1) Equipartition, a principle that states that energy is dispersed equally among all degrees of freedom. At low T quantization may determine to what extent different degrees of freedom are thermally available. Too cold and only a reduced number of states may be occupied, and there is no equipartition. This is well explained in the wikipedia. The implication for the example you present is that, when compared to a metallic solid with softer vibrational modes, a molecular solid, in which atoms form covalent bonds having large force constants, might be expected to have a lower heat capacity: degrees of freedom corresponding to high frequency vibrational modes that distort covalent bonds can accommodate less energy (on average) at lower temperatures. Such arguments justify some trends in the table below, showing the heat capacity of various solids on a per atom basis (computed from heat capacities from Ref. 1). Sodium azide is a combination of our definitions of ionic solid and molecular solid. For solid sodium azide the heat capacity (on a per atom basis) is $$\pu{19.2 J/molK}$$, a value intermediate to that of metallic and molecular solids. Note also that $$3\text{R} \approx \pu{24.9 J/mol K}$$, the heat capacity of a solid (on a per atom basis) predicted by the partition theorem. This value excludes an estimate of an electronic contribution to the heat capacity. 2) Temperature, an equilibrium thermodynamic property: bodies that exchange energy as heat are not in thermal equilibrium, their temperatures differ. The concept of thermal equilibrium also applies to degrees of freedom. For instance, if you (somehow) freeze particular motions (translational motion in a gas, say) you lower the temperature associated with those particular modes. If the system is then allowed to return to equilibrium, heat flows from warmer into the (accessible) colder degrees of freedom.

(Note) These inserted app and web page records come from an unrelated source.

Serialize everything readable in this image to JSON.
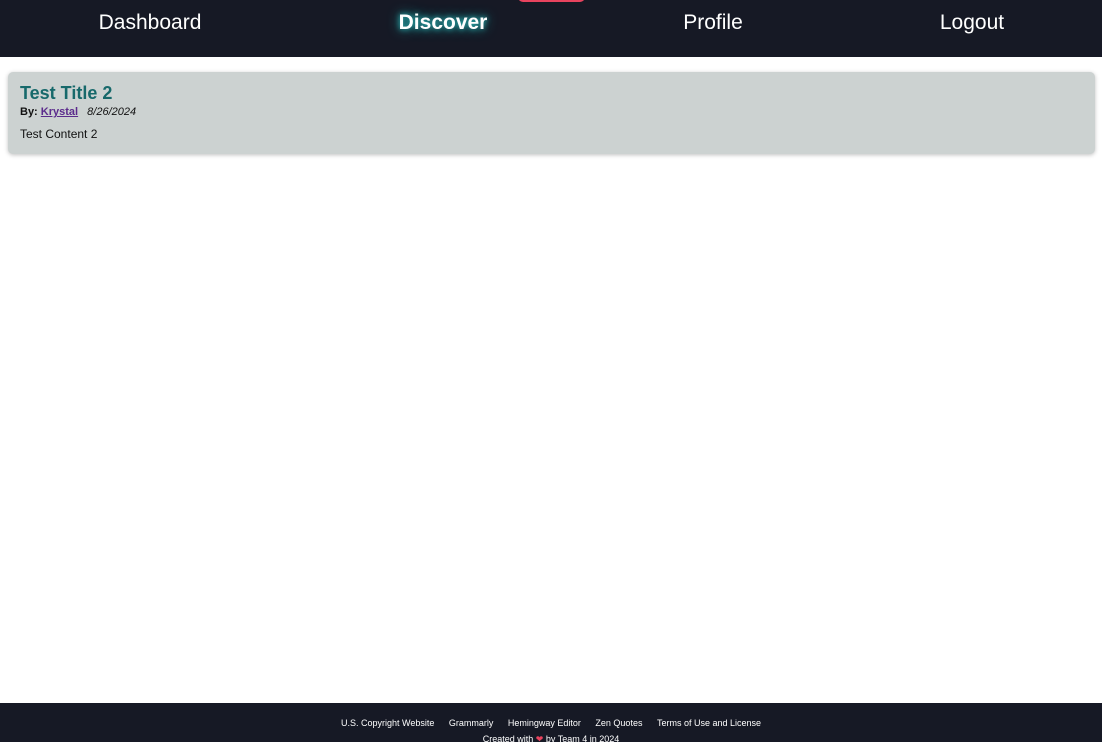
{
  "nav": {
    "items": [
      {
        "label": "Dashboard"
      },
      {
        "label": "Discover",
        "active": true
      },
      {
        "label": "Profile"
      },
      {
        "label": "Logout"
      }
    ]
  },
  "post": {
    "title": "Test Title 2",
    "by_label": "By:",
    "author": "Krystal",
    "date": "8/26/2024",
    "content": "Test Content 2"
  },
  "footer": {
    "links": [
      "U.S. Copyright Website",
      "Grammarly",
      "Hemingway Editor",
      "Zen Quotes",
      "Terms of Use and License"
    ],
    "credit_prefix": "Created with",
    "heart_icon": "heart-icon",
    "credit_suffix": "by Team 4 in 2024"
  },
  "colors": {
    "nav_background": "#161925",
    "active_marker": "#e8435e",
    "card_background": "#ccd2d1",
    "title_color": "#17696b",
    "author_link": "#5b2b8c"
  }
}
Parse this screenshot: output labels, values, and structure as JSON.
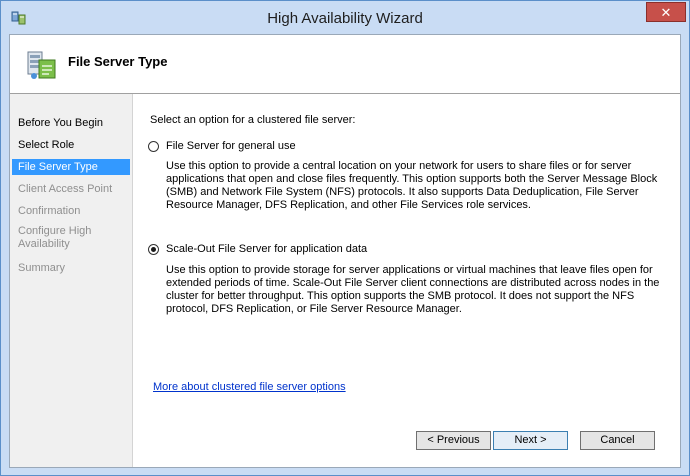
{
  "window": {
    "title": "High Availability Wizard",
    "close_glyph": "✕"
  },
  "header": {
    "title": "File Server Type"
  },
  "nav": {
    "items": [
      {
        "label": "Before You Begin",
        "state": "normal"
      },
      {
        "label": "Select Role",
        "state": "normal"
      },
      {
        "label": "File Server Type",
        "state": "current"
      },
      {
        "label": "Client Access Point",
        "state": "disabled"
      },
      {
        "label": "Confirmation",
        "state": "disabled"
      },
      {
        "label": "Configure High Availability",
        "state": "disabled"
      },
      {
        "label": "Summary",
        "state": "disabled"
      }
    ]
  },
  "main": {
    "prompt": "Select an option for a clustered file server:",
    "options": [
      {
        "label": "File Server for general use",
        "selected": false,
        "description": "Use this option to provide a central location on your network for users to share files or for server applications that open and close files frequently. This option supports both the Server Message Block (SMB) and Network File System (NFS) protocols. It also supports Data Deduplication, File Server Resource Manager, DFS Replication, and other File Services role services."
      },
      {
        "label": "Scale-Out File Server for application data",
        "selected": true,
        "description": "Use this option to provide storage for server applications or virtual machines that leave files open for extended periods of time. Scale-Out File Server client connections are distributed across nodes in the cluster for better throughput. This option supports the SMB protocol. It does not support the NFS protocol, DFS Replication, or File Server Resource Manager."
      }
    ],
    "more_link": "More about clustered file server options"
  },
  "buttons": {
    "previous": "< Previous",
    "next": "Next >",
    "cancel": "Cancel"
  },
  "colors": {
    "titlebar": "#c9dcf4",
    "nav_selected": "#3399ff",
    "close": "#c7504a",
    "link": "#0033cc"
  }
}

3) Blackbody radiation, which is intuitively thought of as a "photon gas" in a cavity. The concept of thermal equilibrium can be applied to this "gas". You can consult the wikipedia for more information on these last aspects:

Just as the Maxwell–Boltzmann distribution is the unique maximum entropy energy distribution for a gas of material particles at thermal equilibrium, so is Planck's distribution for a gas of photons. By contrast to a material gas where the masses and number of particles play a role, the spectral radiance, pressure and energy density of a photon gas at thermal equilibrium are entirely determined by the temperature.

References

1. Engineering ToolBox, (2003). Specific Heat of Solids . [online] Available at: https://www.engineeringtoolbox.com/specific-heat-solids-d_154.html [Accessed 23/9/2019]. The source does not state the measurement temperature but it is presumably ~room T.
• Thanks for the edits. I really like the comparison of ideal gases with solids in terms of degrees of freedom. Sep 26 '19 at 15:16
• Degrees of freedom is often used to refer to motions in which energy can be placed, but the definition makes it a little hard to understand the differences among gases and solid. Better to take a step back. Sep 26 '19 at 17:22